Work task:
Among the entries below, tally each line containing "Rule"; respond with the total only.

Stored items

▶

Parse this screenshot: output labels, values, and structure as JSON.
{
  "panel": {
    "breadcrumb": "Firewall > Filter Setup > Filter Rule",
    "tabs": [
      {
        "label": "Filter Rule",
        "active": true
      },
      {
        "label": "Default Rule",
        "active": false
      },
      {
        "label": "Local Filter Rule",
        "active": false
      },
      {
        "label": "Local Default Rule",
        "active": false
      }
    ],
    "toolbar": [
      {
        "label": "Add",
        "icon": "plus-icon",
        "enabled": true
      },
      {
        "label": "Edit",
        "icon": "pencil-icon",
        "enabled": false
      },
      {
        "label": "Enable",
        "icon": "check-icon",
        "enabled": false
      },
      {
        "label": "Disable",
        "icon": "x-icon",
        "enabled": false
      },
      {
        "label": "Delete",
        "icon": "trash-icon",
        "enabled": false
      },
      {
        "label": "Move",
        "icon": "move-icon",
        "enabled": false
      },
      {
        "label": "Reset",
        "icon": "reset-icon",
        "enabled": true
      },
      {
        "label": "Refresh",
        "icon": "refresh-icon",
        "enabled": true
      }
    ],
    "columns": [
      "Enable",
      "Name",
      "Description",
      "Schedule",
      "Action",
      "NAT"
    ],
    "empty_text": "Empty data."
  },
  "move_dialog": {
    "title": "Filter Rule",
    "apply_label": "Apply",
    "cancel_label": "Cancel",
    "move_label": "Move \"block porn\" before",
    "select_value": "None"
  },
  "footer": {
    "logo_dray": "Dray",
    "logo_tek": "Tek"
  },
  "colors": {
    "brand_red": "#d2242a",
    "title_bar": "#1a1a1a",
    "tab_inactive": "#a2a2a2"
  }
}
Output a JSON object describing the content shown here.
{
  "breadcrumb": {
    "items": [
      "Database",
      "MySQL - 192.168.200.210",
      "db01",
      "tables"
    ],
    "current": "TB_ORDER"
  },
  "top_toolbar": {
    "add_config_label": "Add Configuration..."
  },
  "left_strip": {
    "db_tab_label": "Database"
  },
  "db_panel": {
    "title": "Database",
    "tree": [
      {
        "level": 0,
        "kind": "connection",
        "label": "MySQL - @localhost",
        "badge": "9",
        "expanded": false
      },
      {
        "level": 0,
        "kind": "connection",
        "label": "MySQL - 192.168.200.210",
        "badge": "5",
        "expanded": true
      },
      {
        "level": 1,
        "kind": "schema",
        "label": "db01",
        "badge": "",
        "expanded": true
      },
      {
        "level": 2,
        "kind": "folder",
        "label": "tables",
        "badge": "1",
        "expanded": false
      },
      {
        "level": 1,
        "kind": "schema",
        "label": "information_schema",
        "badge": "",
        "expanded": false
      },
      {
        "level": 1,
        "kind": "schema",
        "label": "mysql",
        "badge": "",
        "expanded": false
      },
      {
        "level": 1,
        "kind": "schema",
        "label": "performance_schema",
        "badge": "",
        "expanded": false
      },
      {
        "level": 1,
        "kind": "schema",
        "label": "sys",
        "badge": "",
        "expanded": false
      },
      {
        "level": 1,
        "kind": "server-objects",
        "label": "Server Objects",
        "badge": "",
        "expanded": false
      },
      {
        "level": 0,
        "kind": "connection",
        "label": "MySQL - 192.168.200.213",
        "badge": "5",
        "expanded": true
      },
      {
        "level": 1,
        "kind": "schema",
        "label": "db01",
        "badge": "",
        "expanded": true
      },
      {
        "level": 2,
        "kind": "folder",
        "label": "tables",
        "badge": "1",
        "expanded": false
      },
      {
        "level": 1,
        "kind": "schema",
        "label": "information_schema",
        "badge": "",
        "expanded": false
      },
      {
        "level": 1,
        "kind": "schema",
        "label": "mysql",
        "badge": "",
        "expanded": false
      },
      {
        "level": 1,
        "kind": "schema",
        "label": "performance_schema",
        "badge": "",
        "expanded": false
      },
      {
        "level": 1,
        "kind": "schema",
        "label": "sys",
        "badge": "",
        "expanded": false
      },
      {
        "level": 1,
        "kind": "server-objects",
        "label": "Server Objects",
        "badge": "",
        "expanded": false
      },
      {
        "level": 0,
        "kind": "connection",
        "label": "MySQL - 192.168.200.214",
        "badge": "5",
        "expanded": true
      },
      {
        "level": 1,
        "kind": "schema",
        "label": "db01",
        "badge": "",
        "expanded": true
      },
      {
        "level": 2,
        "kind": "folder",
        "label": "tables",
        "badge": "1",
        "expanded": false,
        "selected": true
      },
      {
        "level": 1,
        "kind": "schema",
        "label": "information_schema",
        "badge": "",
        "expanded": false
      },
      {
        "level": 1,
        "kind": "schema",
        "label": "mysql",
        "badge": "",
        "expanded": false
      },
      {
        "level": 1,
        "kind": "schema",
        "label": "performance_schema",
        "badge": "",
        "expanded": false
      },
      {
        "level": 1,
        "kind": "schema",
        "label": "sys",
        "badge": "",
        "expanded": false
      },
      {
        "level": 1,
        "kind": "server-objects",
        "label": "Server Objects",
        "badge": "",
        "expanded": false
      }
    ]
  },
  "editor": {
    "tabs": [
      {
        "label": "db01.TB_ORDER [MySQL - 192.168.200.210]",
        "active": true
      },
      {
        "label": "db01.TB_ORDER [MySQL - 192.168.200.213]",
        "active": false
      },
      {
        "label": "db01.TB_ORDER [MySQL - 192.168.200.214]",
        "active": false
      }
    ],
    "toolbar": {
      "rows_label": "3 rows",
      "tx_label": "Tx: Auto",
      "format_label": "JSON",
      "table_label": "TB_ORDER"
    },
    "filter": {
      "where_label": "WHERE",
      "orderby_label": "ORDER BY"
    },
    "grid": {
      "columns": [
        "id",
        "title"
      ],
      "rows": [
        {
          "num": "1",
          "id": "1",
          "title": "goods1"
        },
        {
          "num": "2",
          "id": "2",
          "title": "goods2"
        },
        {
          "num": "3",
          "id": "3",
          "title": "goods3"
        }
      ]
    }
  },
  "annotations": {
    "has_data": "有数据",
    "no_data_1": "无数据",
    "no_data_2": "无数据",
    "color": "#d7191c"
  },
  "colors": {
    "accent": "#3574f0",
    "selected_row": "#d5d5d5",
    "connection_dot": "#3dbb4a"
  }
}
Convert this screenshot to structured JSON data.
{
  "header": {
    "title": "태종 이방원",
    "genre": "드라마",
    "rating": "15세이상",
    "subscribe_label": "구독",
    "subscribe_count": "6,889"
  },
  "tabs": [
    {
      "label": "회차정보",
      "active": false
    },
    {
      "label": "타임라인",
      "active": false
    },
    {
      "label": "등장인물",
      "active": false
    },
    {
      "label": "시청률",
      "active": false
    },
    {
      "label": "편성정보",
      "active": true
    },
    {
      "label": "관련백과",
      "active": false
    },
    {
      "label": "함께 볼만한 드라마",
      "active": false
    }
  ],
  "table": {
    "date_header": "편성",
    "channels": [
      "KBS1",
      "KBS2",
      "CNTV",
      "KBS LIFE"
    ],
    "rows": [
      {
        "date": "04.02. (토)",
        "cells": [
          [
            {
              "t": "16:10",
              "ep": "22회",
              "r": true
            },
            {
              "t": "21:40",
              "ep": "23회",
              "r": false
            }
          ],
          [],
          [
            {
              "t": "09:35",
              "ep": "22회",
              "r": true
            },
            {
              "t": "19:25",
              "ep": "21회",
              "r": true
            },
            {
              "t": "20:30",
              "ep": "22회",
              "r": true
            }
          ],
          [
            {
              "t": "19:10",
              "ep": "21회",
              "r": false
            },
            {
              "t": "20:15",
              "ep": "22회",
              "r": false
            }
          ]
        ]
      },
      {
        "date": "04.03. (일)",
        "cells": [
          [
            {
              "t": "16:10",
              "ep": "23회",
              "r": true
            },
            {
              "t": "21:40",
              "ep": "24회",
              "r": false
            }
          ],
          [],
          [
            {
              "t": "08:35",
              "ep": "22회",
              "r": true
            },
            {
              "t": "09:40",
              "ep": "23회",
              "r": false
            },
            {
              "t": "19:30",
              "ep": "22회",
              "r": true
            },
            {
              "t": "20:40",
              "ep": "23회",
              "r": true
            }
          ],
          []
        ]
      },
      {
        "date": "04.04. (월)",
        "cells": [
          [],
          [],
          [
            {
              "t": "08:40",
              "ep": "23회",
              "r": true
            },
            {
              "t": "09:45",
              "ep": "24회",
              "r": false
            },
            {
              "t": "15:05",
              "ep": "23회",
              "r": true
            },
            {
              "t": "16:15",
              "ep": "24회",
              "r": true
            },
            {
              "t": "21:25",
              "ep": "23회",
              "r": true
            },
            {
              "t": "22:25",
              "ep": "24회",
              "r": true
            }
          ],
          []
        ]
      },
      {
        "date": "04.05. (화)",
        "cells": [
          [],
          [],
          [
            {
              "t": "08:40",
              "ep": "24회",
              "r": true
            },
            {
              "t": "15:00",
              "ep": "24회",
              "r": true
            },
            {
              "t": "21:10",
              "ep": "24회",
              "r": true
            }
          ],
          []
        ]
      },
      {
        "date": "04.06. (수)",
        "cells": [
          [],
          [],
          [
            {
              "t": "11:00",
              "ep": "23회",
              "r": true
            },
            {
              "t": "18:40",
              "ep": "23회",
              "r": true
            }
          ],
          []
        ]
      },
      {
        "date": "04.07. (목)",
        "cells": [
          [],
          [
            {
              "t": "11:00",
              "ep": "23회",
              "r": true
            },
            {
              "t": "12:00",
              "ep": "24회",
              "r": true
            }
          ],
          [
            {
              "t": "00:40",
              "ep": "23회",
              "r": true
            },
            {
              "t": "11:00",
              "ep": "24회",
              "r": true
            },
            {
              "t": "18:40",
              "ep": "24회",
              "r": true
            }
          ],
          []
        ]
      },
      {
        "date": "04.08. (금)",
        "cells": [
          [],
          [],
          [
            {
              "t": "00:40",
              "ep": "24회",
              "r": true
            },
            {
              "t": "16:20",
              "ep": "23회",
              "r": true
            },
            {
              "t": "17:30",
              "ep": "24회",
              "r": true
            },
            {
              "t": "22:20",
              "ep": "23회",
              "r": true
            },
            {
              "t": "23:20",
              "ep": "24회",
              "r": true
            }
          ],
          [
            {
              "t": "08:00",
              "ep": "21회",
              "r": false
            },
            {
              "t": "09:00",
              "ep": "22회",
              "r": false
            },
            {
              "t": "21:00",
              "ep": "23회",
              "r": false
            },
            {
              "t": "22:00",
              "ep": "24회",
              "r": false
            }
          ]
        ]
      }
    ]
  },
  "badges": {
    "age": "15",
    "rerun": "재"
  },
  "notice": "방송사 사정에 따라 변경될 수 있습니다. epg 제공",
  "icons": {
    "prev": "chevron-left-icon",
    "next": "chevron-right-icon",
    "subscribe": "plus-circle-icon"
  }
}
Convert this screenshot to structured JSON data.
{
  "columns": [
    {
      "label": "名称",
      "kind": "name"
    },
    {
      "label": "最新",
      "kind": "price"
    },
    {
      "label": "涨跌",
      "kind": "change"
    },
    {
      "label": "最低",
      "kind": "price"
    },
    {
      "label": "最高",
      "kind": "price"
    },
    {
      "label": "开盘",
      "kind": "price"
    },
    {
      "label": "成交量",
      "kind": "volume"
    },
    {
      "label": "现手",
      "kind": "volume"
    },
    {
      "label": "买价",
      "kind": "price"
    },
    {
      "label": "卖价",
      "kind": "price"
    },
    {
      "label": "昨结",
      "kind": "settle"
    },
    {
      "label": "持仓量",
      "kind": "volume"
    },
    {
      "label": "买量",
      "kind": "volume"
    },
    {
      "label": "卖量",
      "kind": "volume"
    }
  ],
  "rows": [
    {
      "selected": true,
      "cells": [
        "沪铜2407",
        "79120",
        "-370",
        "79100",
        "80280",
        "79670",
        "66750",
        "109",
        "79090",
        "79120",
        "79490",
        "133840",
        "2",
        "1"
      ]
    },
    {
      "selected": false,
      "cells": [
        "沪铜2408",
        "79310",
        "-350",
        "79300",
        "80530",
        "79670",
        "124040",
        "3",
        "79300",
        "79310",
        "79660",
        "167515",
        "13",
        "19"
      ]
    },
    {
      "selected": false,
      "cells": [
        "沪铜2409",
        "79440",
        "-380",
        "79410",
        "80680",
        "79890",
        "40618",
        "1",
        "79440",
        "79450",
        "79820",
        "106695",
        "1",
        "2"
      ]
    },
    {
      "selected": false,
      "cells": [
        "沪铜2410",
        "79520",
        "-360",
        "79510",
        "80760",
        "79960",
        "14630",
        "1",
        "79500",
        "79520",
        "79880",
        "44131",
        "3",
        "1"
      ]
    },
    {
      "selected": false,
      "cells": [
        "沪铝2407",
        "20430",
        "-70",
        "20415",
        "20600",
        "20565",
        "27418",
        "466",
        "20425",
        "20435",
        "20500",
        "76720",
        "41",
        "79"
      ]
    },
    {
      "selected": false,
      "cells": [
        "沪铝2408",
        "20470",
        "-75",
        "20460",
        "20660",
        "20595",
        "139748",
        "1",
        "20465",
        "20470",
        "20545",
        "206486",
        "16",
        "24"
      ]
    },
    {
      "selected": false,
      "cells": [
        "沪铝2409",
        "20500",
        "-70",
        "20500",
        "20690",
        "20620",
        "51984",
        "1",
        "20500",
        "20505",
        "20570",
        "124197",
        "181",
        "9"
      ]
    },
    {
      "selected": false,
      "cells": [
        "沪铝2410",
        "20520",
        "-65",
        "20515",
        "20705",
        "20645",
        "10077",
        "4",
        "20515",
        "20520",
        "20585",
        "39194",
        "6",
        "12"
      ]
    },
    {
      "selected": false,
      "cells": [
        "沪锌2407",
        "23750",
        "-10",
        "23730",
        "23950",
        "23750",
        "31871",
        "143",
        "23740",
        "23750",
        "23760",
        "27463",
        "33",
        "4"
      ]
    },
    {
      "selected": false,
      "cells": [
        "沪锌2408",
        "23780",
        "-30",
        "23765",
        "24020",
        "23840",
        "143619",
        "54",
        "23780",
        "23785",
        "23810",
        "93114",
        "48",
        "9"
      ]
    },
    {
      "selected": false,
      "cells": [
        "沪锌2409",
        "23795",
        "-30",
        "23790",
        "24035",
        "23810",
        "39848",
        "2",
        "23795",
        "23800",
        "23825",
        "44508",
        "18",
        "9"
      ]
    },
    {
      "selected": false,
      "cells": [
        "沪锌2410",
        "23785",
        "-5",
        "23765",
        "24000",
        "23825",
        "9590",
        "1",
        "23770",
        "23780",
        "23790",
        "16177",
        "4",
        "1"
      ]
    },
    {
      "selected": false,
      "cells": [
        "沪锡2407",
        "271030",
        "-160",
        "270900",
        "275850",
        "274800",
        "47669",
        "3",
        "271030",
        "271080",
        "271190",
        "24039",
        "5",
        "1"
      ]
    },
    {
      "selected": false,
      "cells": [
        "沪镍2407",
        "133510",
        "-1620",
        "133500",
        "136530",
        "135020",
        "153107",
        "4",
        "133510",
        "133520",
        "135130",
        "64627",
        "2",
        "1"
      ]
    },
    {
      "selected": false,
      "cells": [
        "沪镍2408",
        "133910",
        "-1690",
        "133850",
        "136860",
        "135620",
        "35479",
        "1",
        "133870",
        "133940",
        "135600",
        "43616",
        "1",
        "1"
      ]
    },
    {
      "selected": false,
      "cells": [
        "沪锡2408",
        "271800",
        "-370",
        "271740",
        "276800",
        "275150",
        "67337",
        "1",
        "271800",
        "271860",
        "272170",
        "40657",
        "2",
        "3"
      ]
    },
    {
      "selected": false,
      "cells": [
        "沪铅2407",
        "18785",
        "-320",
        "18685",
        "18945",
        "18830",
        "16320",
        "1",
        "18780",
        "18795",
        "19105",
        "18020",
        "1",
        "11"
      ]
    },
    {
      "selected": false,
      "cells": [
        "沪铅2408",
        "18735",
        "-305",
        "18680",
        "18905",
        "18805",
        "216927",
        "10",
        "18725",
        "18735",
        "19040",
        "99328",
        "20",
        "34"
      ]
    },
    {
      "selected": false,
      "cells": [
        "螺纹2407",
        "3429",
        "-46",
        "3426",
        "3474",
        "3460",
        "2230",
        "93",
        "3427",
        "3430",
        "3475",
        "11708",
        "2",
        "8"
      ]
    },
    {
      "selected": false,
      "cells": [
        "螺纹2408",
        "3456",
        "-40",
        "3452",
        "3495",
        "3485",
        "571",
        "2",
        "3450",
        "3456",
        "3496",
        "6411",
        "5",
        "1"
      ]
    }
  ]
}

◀

Reply:
6